**Exercise details**
Leave the images out, and copy each of the records below exactly.

**Exercise inputs**
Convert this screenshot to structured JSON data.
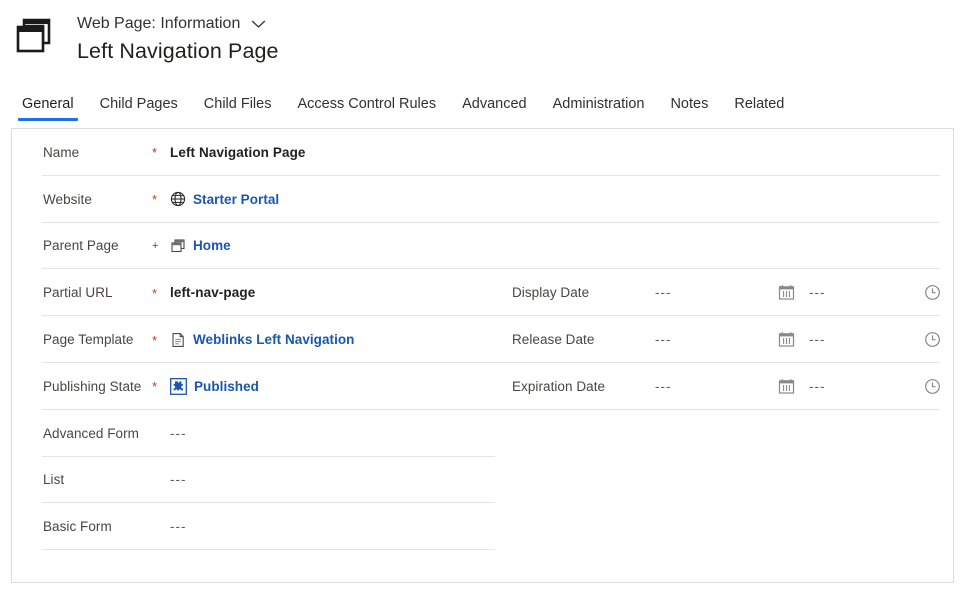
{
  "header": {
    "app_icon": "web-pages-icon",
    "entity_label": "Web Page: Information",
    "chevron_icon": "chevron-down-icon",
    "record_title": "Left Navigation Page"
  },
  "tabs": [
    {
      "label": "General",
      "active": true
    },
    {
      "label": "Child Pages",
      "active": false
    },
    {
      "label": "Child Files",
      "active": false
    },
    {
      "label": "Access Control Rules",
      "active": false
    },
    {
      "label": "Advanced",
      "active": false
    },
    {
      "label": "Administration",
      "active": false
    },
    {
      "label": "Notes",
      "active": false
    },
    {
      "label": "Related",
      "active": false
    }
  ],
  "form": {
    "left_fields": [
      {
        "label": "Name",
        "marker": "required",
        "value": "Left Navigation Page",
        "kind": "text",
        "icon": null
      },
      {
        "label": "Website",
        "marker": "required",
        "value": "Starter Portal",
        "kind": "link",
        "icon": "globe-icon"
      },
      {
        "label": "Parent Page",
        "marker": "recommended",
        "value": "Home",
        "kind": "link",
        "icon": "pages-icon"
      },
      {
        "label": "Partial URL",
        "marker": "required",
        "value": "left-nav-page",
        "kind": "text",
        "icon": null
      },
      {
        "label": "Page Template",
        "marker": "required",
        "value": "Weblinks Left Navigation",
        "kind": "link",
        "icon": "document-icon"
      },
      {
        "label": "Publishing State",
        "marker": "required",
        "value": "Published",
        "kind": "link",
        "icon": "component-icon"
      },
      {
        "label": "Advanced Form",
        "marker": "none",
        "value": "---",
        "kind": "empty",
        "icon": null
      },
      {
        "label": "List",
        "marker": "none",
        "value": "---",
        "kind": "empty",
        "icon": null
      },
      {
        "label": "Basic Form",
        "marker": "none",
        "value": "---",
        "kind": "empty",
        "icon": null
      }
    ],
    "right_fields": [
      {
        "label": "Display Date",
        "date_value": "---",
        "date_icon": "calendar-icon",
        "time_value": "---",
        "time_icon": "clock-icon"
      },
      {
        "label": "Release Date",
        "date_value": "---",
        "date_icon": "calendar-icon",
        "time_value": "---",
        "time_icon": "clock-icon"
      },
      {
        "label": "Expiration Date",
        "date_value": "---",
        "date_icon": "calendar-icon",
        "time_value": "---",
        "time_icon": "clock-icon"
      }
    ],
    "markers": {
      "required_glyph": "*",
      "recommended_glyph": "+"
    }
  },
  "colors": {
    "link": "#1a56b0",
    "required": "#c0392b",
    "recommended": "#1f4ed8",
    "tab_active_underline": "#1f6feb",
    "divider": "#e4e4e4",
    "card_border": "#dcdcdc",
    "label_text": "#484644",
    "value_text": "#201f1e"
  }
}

**Output of the exercise**
Convert this screenshot to structured JSON data.
{
  "header": {
    "app_icon": "web-pages-icon",
    "entity_label": "Web Page: Information",
    "chevron_icon": "chevron-down-icon",
    "record_title": "Left Navigation Page"
  },
  "tabs": [
    {
      "label": "General",
      "active": true
    },
    {
      "label": "Child Pages",
      "active": false
    },
    {
      "label": "Child Files",
      "active": false
    },
    {
      "label": "Access Control Rules",
      "active": false
    },
    {
      "label": "Advanced",
      "active": false
    },
    {
      "label": "Administration",
      "active": false
    },
    {
      "label": "Notes",
      "active": false
    },
    {
      "label": "Related",
      "active": false
    }
  ],
  "form": {
    "left_fields": [
      {
        "label": "Name",
        "marker": "required",
        "value": "Left Navigation Page",
        "kind": "text",
        "icon": null
      },
      {
        "label": "Website",
        "marker": "required",
        "value": "Starter Portal",
        "kind": "link",
        "icon": "globe-icon"
      },
      {
        "label": "Parent Page",
        "marker": "recommended",
        "value": "Home",
        "kind": "link",
        "icon": "pages-icon"
      },
      {
        "label": "Partial URL",
        "marker": "required",
        "value": "left-nav-page",
        "kind": "text",
        "icon": null
      },
      {
        "label": "Page Template",
        "marker": "required",
        "value": "Weblinks Left Navigation",
        "kind": "link",
        "icon": "document-icon"
      },
      {
        "label": "Publishing State",
        "marker": "required",
        "value": "Published",
        "kind": "link",
        "icon": "component-icon"
      },
      {
        "label": "Advanced Form",
        "marker": "none",
        "value": "---",
        "kind": "empty",
        "icon": null
      },
      {
        "label": "List",
        "marker": "none",
        "value": "---",
        "kind": "empty",
        "icon": null
      },
      {
        "label": "Basic Form",
        "marker": "none",
        "value": "---",
        "kind": "empty",
        "icon": null
      }
    ],
    "right_fields": [
      {
        "label": "Display Date",
        "date_value": "---",
        "date_icon": "calendar-icon",
        "time_value": "---",
        "time_icon": "clock-icon"
      },
      {
        "label": "Release Date",
        "date_value": "---",
        "date_icon": "calendar-icon",
        "time_value": "---",
        "time_icon": "clock-icon"
      },
      {
        "label": "Expiration Date",
        "date_value": "---",
        "date_icon": "calendar-icon",
        "time_value": "---",
        "time_icon": "clock-icon"
      }
    ],
    "markers": {
      "required_glyph": "*",
      "recommended_glyph": "+"
    }
  },
  "colors": {
    "link": "#1a56b0",
    "required": "#c0392b",
    "recommended": "#1f4ed8",
    "tab_active_underline": "#1f6feb",
    "divider": "#e4e4e4",
    "card_border": "#dcdcdc",
    "label_text": "#484644",
    "value_text": "#201f1e"
  }
}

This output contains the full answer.